1. This is an appeal by the defendant against the decision of the learned Subordinate Judge of the Assam Valley Districts, dated the 3rd January 1916, reversing the decision of the Munsif of Dabrugarh. The plaintiff instituted the suit under the provisions of Section 42 of the Specific Relief Act against the sole defendant, her late husband, claiming, first of all, for a declaration as to her marriage with the defendant and, secondly, for a declaration as to the legitimacy of four children whom she had given birth to or whom; she alleged to have given birth to and of whom she alleged that the defendant war the father, The learned Judge-of the lower Appellate Court has found that the plaintiff was divorced 20 or 21 years ago, by the defendant and has, therefore, refused to make a declaration as to the marriage of the plaintiff. As regards the declaration of the legitimacy of the children, he has found that the eldest daughter who is not a party to these proceedings was born shortly after the divorce, and, therefore, without any evidence as to the facts leading up to that birth, he has made a declaration in the absence of that young lady that she. is a legitimate offspring of the plaintiff and, the defendant. Whether this eldest daughter wishes to have such a declaration, we do not know, and also it follows that the declaration having been made in that form with-oat the Court knowing anything as to the circumstances of the case has cast a stigma of illegitimacy on the three other children, that the plaintiff alleges she has given birth 'to. It seems to me quite clear that a decree like that cannot stand. Section 42 of the Specific Relief Act speaks about a person entitled to any legal character. A wife has got a legal character.' But how can the mother of a child have a legal character as to whether her child, who is not a party to the suit, is or is not legitimate It is quite clear that the legal character would be vested in the daughter or the daughters as to whether the parties are their parents. The appeal must, therefore, be allowed.

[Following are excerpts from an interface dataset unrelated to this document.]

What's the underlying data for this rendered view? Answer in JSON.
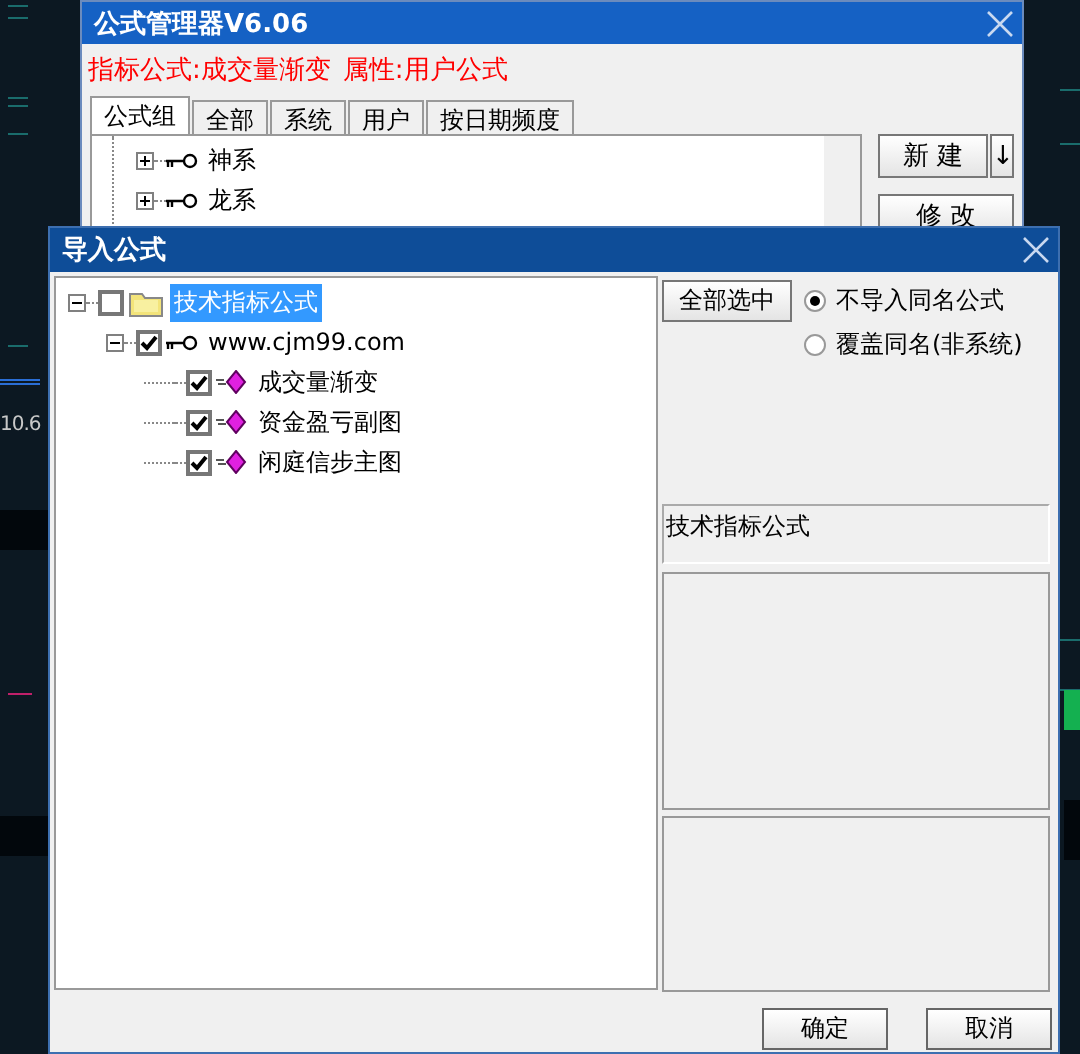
{
  "background": {
    "price_label": "10.6"
  },
  "manager": {
    "title": "公式管理器V6.06",
    "formula_label": "指标公式:成交量渐变",
    "attribute_label": "属性:用户公式",
    "tabs": [
      {
        "label": "公式组",
        "selected": true
      },
      {
        "label": "全部",
        "selected": false
      },
      {
        "label": "系统",
        "selected": false
      },
      {
        "label": "用户",
        "selected": false
      },
      {
        "label": "按日期频度",
        "selected": false
      }
    ],
    "tree": [
      {
        "label": "神系",
        "expanded": false
      },
      {
        "label": "龙系",
        "expanded": false
      }
    ],
    "buttons": [
      {
        "label": "新 建",
        "kind": "new"
      },
      {
        "label": "↓",
        "kind": "arrow"
      },
      {
        "label": "修 改",
        "kind": "edit"
      }
    ]
  },
  "dialog": {
    "title": "导入公式",
    "tree": [
      {
        "label": "技术指标公式",
        "kind": "folder",
        "checked": false,
        "expanded": true,
        "selected": true,
        "children": [
          {
            "label": "www.cjm99.com",
            "kind": "group",
            "checked": true,
            "expanded": true,
            "selected": false,
            "children": [
              {
                "label": "成交量渐变",
                "kind": "formula",
                "checked": true,
                "selected": false
              },
              {
                "label": "资金盈亏副图",
                "kind": "formula",
                "checked": true,
                "selected": false
              },
              {
                "label": "闲庭信步主图",
                "kind": "formula",
                "checked": true,
                "selected": false
              }
            ]
          }
        ]
      }
    ],
    "select_all": "全部选中",
    "options": [
      {
        "label": "不导入同名公式",
        "selected": true
      },
      {
        "label": "覆盖同名(非系统)",
        "selected": false
      }
    ],
    "info": "技术指标公式",
    "buttons": [
      "确定",
      "取消"
    ]
  }
}
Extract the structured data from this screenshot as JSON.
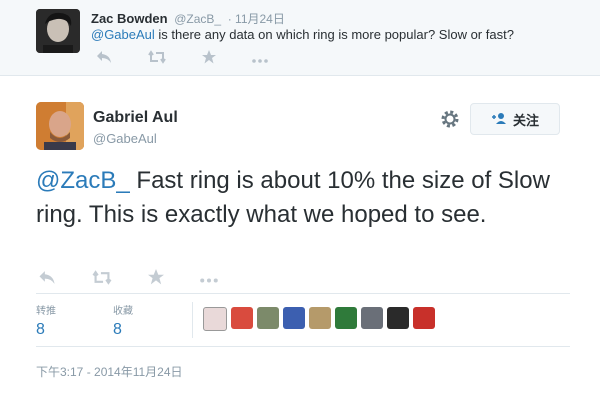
{
  "reply": {
    "name": "Zac Bowden",
    "handle": "@ZacB_",
    "time": "· 11月24日",
    "mention": "@GabeAul",
    "text": " is there any data on which ring is more popular? Slow or fast?",
    "icons": [
      "reply-icon",
      "retweet-icon",
      "favorite-icon",
      "more-icon"
    ]
  },
  "tweet": {
    "name": "Gabriel Aul",
    "handle": "@GabeAul",
    "follow_label": "关注",
    "mention": "@ZacB_",
    "text": " Fast ring is about 10% the size of Slow ring. This is exactly what we hoped to see.",
    "timestamp": "下午3:17 - 2014年11月24日"
  },
  "stats": {
    "retweets_label": "转推",
    "retweets": "8",
    "favorites_label": "收藏",
    "favorites": "8"
  },
  "colors": {
    "link": "#2b7bb9",
    "muted": "#8899a6",
    "text": "#292f33",
    "context_bg": "#f5f8fa"
  }
}
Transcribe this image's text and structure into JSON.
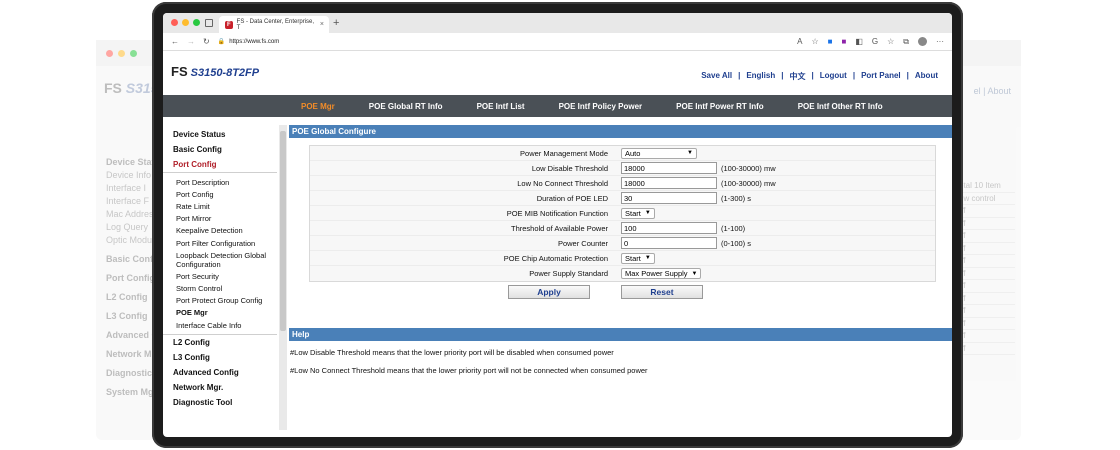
{
  "browser": {
    "tab_title": "FS - Data Center, Enterprise, T",
    "tab_close": "×",
    "new_tab": "+",
    "favicon": "F",
    "url": "https://www.fs.com",
    "traffic_colors": [
      "#ff5f57",
      "#febc2e",
      "#28c840"
    ]
  },
  "header": {
    "brand": "FS",
    "model": "S3150-8T2FP",
    "links": [
      "Save All",
      "English",
      "中文",
      "Logout",
      "Port Panel",
      "About"
    ]
  },
  "nav": {
    "items": [
      "POE Mgr",
      "POE Global RT Info",
      "POE Intf List",
      "POE Intf Policy Power",
      "POE Intf Power RT Info",
      "POE Intf Other RT Info"
    ],
    "active": "POE Mgr"
  },
  "sidebar": {
    "top": [
      "Device Status",
      "Basic Config"
    ],
    "port_config": "Port Config",
    "items": [
      "Port Description",
      "Port Config",
      "Rate Limit",
      "Port Mirror",
      "Keepalive Detection",
      "Port Filter Configuration",
      "Loopback Detection Global Configuration",
      "Port Security",
      "Storm Control",
      "Port Protect Group Config",
      "POE Mgr",
      "Interface Cable Info"
    ],
    "bottom": [
      "L2 Config",
      "L3 Config",
      "Advanced Config",
      "Network Mgr.",
      "Diagnostic Tool"
    ]
  },
  "form": {
    "title": "POE Global Configure",
    "rows": [
      {
        "label": "Power Management Mode",
        "type": "select",
        "value": "Auto"
      },
      {
        "label": "Low Disable Threshold",
        "type": "input",
        "value": "18000",
        "hint": "(100-30000) mw"
      },
      {
        "label": "Low No Connect Threshold",
        "type": "input",
        "value": "18000",
        "hint": "(100-30000) mw"
      },
      {
        "label": "Duration of POE LED",
        "type": "input",
        "value": "30",
        "hint": "(1-300) s"
      },
      {
        "label": "POE MIB Notification Function",
        "type": "select",
        "value": "Start"
      },
      {
        "label": "Threshold of Available Power",
        "type": "input",
        "value": "100",
        "hint": "(1-100)"
      },
      {
        "label": "Power Counter",
        "type": "input",
        "value": "0",
        "hint": "(0-100) s"
      },
      {
        "label": "POE Chip Automatic Protection",
        "type": "select",
        "value": "Start"
      },
      {
        "label": "Power Supply Standard",
        "type": "select",
        "value": "Max Power Supply"
      }
    ],
    "apply": "Apply",
    "reset": "Reset"
  },
  "help": {
    "title": "Help",
    "lines": [
      "#Low Disable Threshold means that the lower priority port will be disabled when consumed power",
      "#Low No Connect Threshold means that the lower priority port will not be connected when consumed power"
    ]
  },
  "ghost": {
    "brand": "FS",
    "model": "S315",
    "links": "el  |  About",
    "about": "About",
    "sidebar": [
      "Device Status",
      "Basic Config",
      "Port Config",
      "Basic Config",
      "Port Config",
      "L2 Config",
      "L3 Config",
      "Advanced C",
      "Network M",
      "Diagnostic",
      "System Mg"
    ],
    "sidebar_sub": [
      "Device Info",
      "Interface I",
      "Interface F",
      "Mac Addres",
      "Log Query",
      "Optic Modu"
    ],
    "right": [
      "Total 10 Item",
      "flow control",
      "Off",
      "Off",
      "Off",
      "Off",
      "Off",
      "Off",
      "Off",
      "Off",
      "Off",
      "Off",
      "Off",
      "Off",
      "Off",
      "Off"
    ]
  }
}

2. Then, as to the cross-objection preferred by the wife, it is quite clear that the ex-wife--if I may use the expression--and a person who ceased to hold the legal character of a wife 22 years ago has not got a legal character to ask the Court to make a declaration under the provisions of Section 42 of the Specific-Relief Act. There is no legal character in having been a wife and then divorced. The cross-objection must, therefore, be disallowed.
3. In any case, in a suit of this nature, with regard to the legitimacy of the children who are not before the Court, the discretion of the Court under the provisions of Section 42 of the Specific Relief Act ought not to be exercised except on a most careful review of all the facts and circumstances relating to the birth of the children. No consideration has been given to those facts at all in this case, and I think in every view of the case the judgment of the Court of appeal below as regards that ought not to be allowed to stand.
4. The present appeal mast, therefore, be allowed and the cross objection dismissed. The appellant must have his costs in this appeal. We make no order as to the costs in the cross-objection.
Shamsdl Hoda, J.
5. I agree.